Close
Menu

Sharing is Caring

Share on facebook
Share on google
Share on twitter
Share on whatsapp
Share on email
Share on print

Once sage Markandeya arrived at Naimisharanya to see sage Gaurmukh. Sage Gaurmukh was delighted to find such an enlightened soul at his hermitage. After the formalities were over, Gaurmukh requested him to shed light on the venerability of ancestors and the significance of shradha rituals.

Sage Markandeya replied- “Lord Brahma, after having created the sapta rishis instructed them to worship him (Lord Brahma) but they became so arrogant that they started to worship themselves. Lord Brahma felt insulted and so he cursed them of becoming bereft of all the knowledge. In course of time, the sapta rishis had numerous sons. After the death of the sapta rishis, all the sons performed shradha so that their souls could rest in peace. The sapta rishis were also famously known as ‘Vaimanik’ because they had manifested from the mind of Brahma.”
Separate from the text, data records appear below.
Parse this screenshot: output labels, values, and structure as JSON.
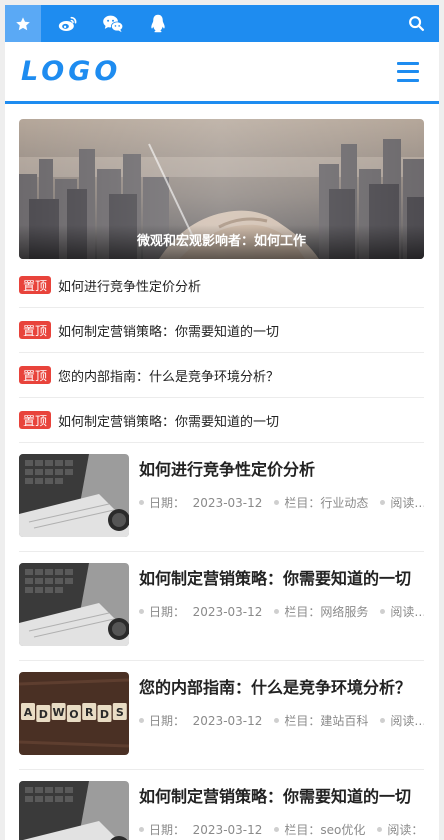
{
  "topbar": {
    "icons": [
      "star-icon",
      "weibo-icon",
      "wechat-icon",
      "qq-icon"
    ],
    "search_icon": "search-icon",
    "accent": "#1e8cf0"
  },
  "header": {
    "logo": "LOGO",
    "menu_icon": "menu-icon"
  },
  "hero": {
    "caption": "微观和宏观影响者：如何工作"
  },
  "pinned": {
    "badge": "置顶",
    "items": [
      "如何进行竞争性定价分析",
      "如何制定营销策略：你需要知道的一切",
      "您的内部指南：什么是竞争环境分析？",
      "如何制定营销策略：你需要知道的一切"
    ]
  },
  "articles": [
    {
      "title": "如何进行竞争性定价分析",
      "date_label": "日期：",
      "date": "2023-03-12",
      "cat": "栏目：行业动态",
      "read": "阅读…"
    },
    {
      "title": "如何制定营销策略：你需要知道的一切",
      "date_label": "日期：",
      "date": "2023-03-12",
      "cat": "栏目：网络服务",
      "read": "阅读…"
    },
    {
      "title": "您的内部指南：什么是竞争环境分析？",
      "date_label": "日期：",
      "date": "2023-03-12",
      "cat": "栏目：建站百科",
      "read": "阅读…"
    },
    {
      "title": "如何制定营销策略：你需要知道的一切",
      "date_label": "日期：",
      "date": "2023-03-12",
      "cat": "栏目：seo优化",
      "read": "阅读：…"
    }
  ],
  "adwords_letters": [
    "A",
    "D",
    "W",
    "O",
    "R",
    "D",
    "S"
  ]
}
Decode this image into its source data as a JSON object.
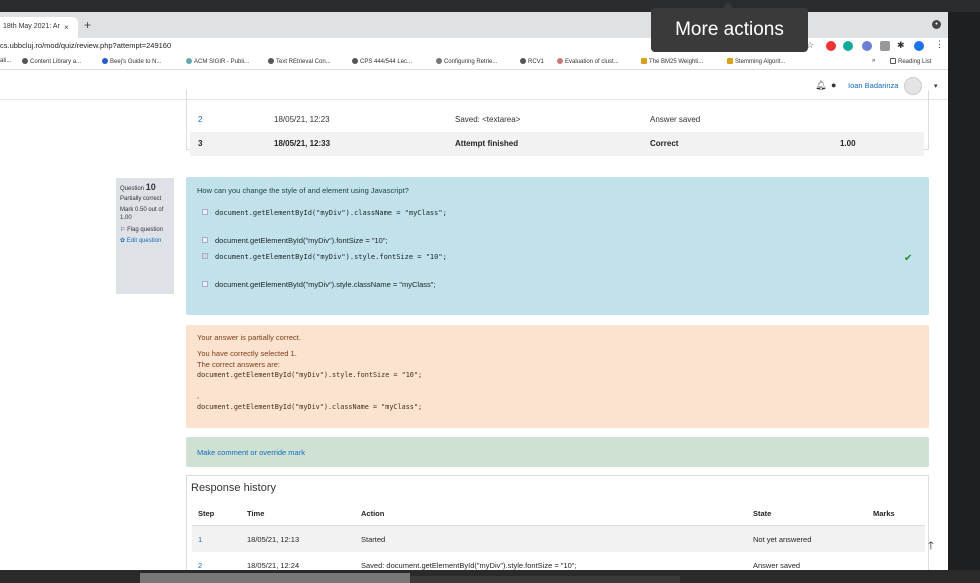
{
  "tooltip": {
    "text": "More actions"
  },
  "browser": {
    "tab_title": "18th May 2021: Ar",
    "tab_close": "×",
    "new_tab": "+",
    "url": "cs.ubbcluj.ro/mod/quiz/review.php?attempt=249160",
    "bookmarks": [
      "ati...",
      "Content Library a...",
      "Beej's Guide to N...",
      "ACM SIGIR - Publi...",
      "Text REtrieval Con...",
      "CPS 444/544 Lec...",
      "Configuring Retrie...",
      "RCV1",
      "Evaluation of clust...",
      "The BM25 Weighti...",
      "Stemming Algorit...",
      "»",
      "Reading List"
    ]
  },
  "user": {
    "name": "Ioan Badarinza"
  },
  "prev_history": {
    "rows": [
      {
        "step": "2",
        "time": "18/05/21, 12:23",
        "action": "Saved: <textarea>",
        "state": "Answer saved",
        "marks": ""
      },
      {
        "step": "3",
        "time": "18/05/21, 12:33",
        "action": "Attempt finished",
        "state": "Correct",
        "marks": "1.00"
      }
    ]
  },
  "question": {
    "label": "Question",
    "number": "10",
    "status": "Partially correct",
    "mark": "Mark 0.50 out of 1.00",
    "flag": "Flag question",
    "edit": "Edit question",
    "text": "How can you change the style of and element using Javascript?",
    "options": [
      "document.getElementById(\"myDiv\").className = \"myClass\";",
      "document.getElementById(\"myDiv\").fontSize = \"10\";",
      "document.getElementById(\"myDiv\").style.fontSize = \"10\";",
      "document.getElementById(\"myDiv\").style.className = \"myClass\";"
    ]
  },
  "feedback": {
    "line1": "Your answer is partially correct.",
    "line2": "You have correctly selected 1.",
    "line3": "The correct answers are:",
    "code1": "document.getElementById(\"myDiv\").style.fontSize = \"10\";",
    "sep": ",",
    "code2": "document.getElementById(\"myDiv\").className = \"myClass\";"
  },
  "comment_link": "Make comment or override mark",
  "response_history": {
    "title": "Response history",
    "headers": [
      "Step",
      "Time",
      "Action",
      "State",
      "Marks"
    ],
    "rows": [
      {
        "step": "1",
        "time": "18/05/21, 12:13",
        "action": "Started",
        "state": "Not yet answered",
        "marks": ""
      },
      {
        "step": "2",
        "time": "18/05/21, 12:24",
        "action": "Saved: document.getElementById(\"myDiv\").style.fontSize = \"10\";",
        "state": "Answer saved",
        "marks": ""
      }
    ]
  },
  "colors": {
    "link": "#0f6cbf",
    "formulation_bg": "#c1e2ea",
    "feedback_bg": "#fbe3cf",
    "comment_bg": "#cfe1d3"
  }
}
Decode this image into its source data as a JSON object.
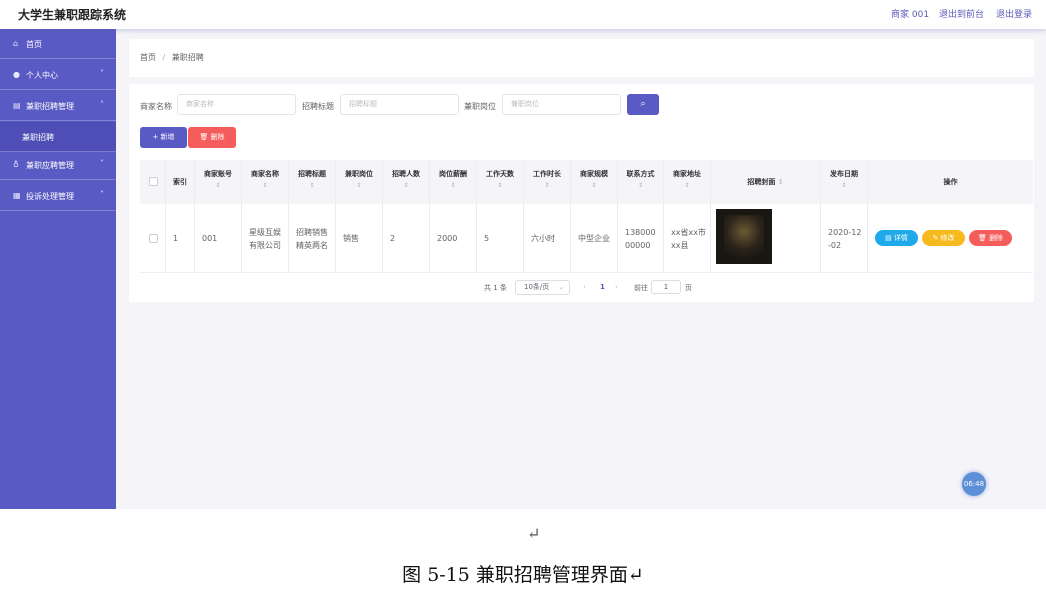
{
  "header": {
    "app_title": "大学生兼职跟踪系统",
    "user": "商家 001",
    "to_front": "退出到前台",
    "logout": "退出登录"
  },
  "sidebar": {
    "items": [
      {
        "icon": "home-icon",
        "label": "首页",
        "chevron": ""
      },
      {
        "icon": "user-icon",
        "label": "个人中心",
        "chevron": "˅"
      },
      {
        "icon": "briefcase-icon",
        "label": "兼职招聘管理",
        "chevron": "˄"
      },
      {
        "icon": "mic-icon",
        "label": "兼职应聘管理",
        "chevron": "˅"
      },
      {
        "icon": "grid-icon",
        "label": "投诉处理管理",
        "chevron": "˅"
      }
    ],
    "sub_item": "兼职招聘"
  },
  "breadcrumb": {
    "home": "首页",
    "sep": "/",
    "current": "兼职招聘"
  },
  "search": {
    "merchant_label": "商家名称",
    "merchant_placeholder": "商家名称",
    "title_label": "招聘标题",
    "title_placeholder": "招聘标题",
    "post_label": "兼职岗位",
    "post_placeholder": "兼职岗位",
    "search_icon": "search-icon"
  },
  "actions": {
    "add": "+ 新增",
    "delete": "删除"
  },
  "table": {
    "headers": [
      "索引",
      "商家账号",
      "商家名称",
      "招聘标题",
      "兼职岗位",
      "招聘人数",
      "岗位薪酬",
      "工作天数",
      "工作时长",
      "商家规模",
      "联系方式",
      "商家地址",
      "招聘封面",
      "发布日期",
      "操作"
    ],
    "sort_icon": "⇕",
    "rows": [
      {
        "index": "1",
        "account": "001",
        "name": "星级互娱有限公司",
        "title": "招聘销售精英两名",
        "post": "销售",
        "count": "2",
        "salary": "2000",
        "days": "5",
        "hours": "六小时",
        "scale": "中型企业",
        "phone": "13800000000",
        "address": "xx省xx市xx县",
        "date": "2020-12-02"
      }
    ],
    "row_actions": {
      "detail": "详情",
      "edit": "修改",
      "delete": "删除"
    }
  },
  "pagination": {
    "total": "共 1 条",
    "page_size": "10条/页",
    "current": "1",
    "goto": "前往",
    "goto_value": "1",
    "page_unit": "页"
  },
  "clock": "06:48",
  "paragraph_mark": "↵",
  "caption": "图 5-15 兼职招聘管理界面↵",
  "colors": {
    "primary": "#5a5ac4",
    "danger": "#f55d5d",
    "info": "#1ea9e9",
    "warning": "#f7ba1e"
  }
}
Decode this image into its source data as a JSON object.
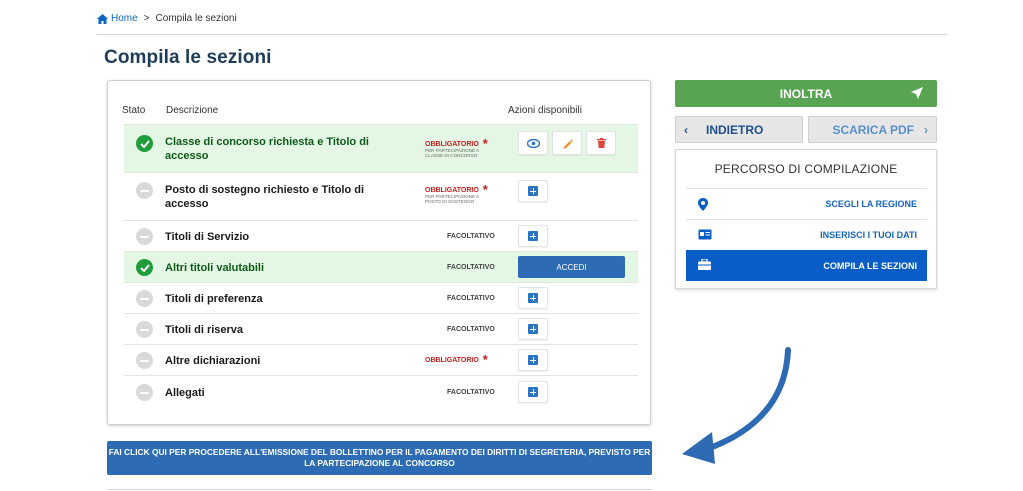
{
  "breadcrumb": {
    "home": "Home",
    "separator": ">",
    "current": "Compila le sezioni"
  },
  "page": {
    "title": "Compila le sezioni"
  },
  "table": {
    "headers": {
      "status": "Stato",
      "description": "Descrizione",
      "actions": "Azioni disponibili"
    },
    "rows": [
      {
        "status": "completed",
        "description": "Classe di concorso richiesta e Titolo di accesso",
        "requirement": "OBBLIGATORIO",
        "requirement_note": "PER PARTECIPAZIONE A CLASSE DI CONCORSO",
        "actions": [
          "view-icon",
          "edit-icon",
          "delete-icon"
        ]
      },
      {
        "status": "pending",
        "description": "Posto di sostegno richiesto e Titolo di accesso",
        "requirement": "OBBLIGATORIO",
        "requirement_note": "PER PARTECIPAZIONE A POSTO DI SOSTEGNO",
        "actions": [
          "add-icon"
        ]
      },
      {
        "status": "pending",
        "description": "Titoli di Servizio",
        "requirement": "FACOLTATIVO",
        "actions": [
          "add-icon"
        ]
      },
      {
        "status": "completed",
        "description": "Altri titoli valutabili",
        "requirement": "FACOLTATIVO",
        "action_label": "ACCEDI"
      },
      {
        "status": "pending",
        "description": "Titoli di preferenza",
        "requirement": "FACOLTATIVO",
        "actions": [
          "add-icon"
        ]
      },
      {
        "status": "pending",
        "description": "Titoli di riserva",
        "requirement": "FACOLTATIVO",
        "actions": [
          "add-icon"
        ]
      },
      {
        "status": "pending",
        "description": "Altre dichiarazioni",
        "requirement": "OBBLIGATORIO",
        "actions": [
          "add-icon"
        ]
      },
      {
        "status": "pending",
        "description": "Allegati",
        "requirement": "FACOLTATIVO",
        "actions": [
          "add-icon"
        ]
      }
    ]
  },
  "sidebar": {
    "forward": "INOLTRA",
    "back": "INDIETRO",
    "download_pdf": "SCARICA PDF",
    "path_title": "PERCORSO DI COMPILAZIONE",
    "steps": [
      {
        "label": "SCEGLI LA REGIONE",
        "icon": "map-pin-icon",
        "active": false
      },
      {
        "label": "INSERISCI I TUOI DATI",
        "icon": "id-card-icon",
        "active": false
      },
      {
        "label": "COMPILA LE SEZIONI",
        "icon": "briefcase-icon",
        "active": true
      }
    ]
  },
  "fee_button": "FAI CLICK QUI PER PROCEDERE ALL'EMISSIONE DEL BOLLETTINO PER IL PAGAMENTO DEI DIRITTI DI SEGRETERIA, PREVISTO PER LA PARTECIPAZIONE AL CONCORSO",
  "colors": {
    "primary": "#2e6bb5",
    "success": "#58a452",
    "required": "#c81e1e",
    "completed_bg": "#e4f7e4",
    "title": "#1f3c5a"
  }
}
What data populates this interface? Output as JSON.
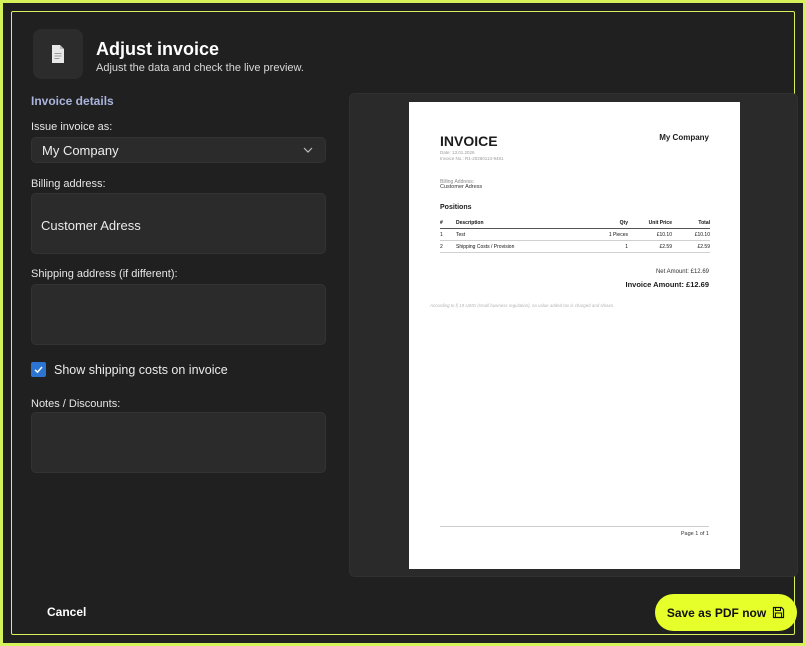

Sage Gaurmukh was listening to Markandeya’s utterances with rapt attention. He asked about the most appropriate time for performing shradha and also about the number of ‘ganas’ each of the pitras were supposed to have. Sage Markandeya replied- “Pitras living in the heaven are known as ‘somap pitras’ are believed to be the most privileged ones among all the pitras. They enjoy the most delicious beverage-somaras. Their lifespan extends for the full period of kalpa and they worship ‘marutas’. Sage Marich belongs to this category of pitras.”

Pitras belonging to the category of ‘vairaj’ are revered even by the marutganas. Sanak comes under this categoty of pitras. Each of these pitras have seven ganas.  Similarly pitras known as

‘bhaswar’ have their abode in the world called ‘santanak’. These pitras are revered even by the deities  as  all  of them  are  ‘brahma vadis’ (one  who has  realized  Brahma).  They remanifest themselves after every hundred yugas. People belonging to any caste can worship the revered

‘pitras’ with an appropriately modified rituals and obviously with the permission of the brahmin. Some of the prominent pitras are ‘Vasu’, ‘Kashyapa’, ‘Marichi’, ‘Sanak’ etc.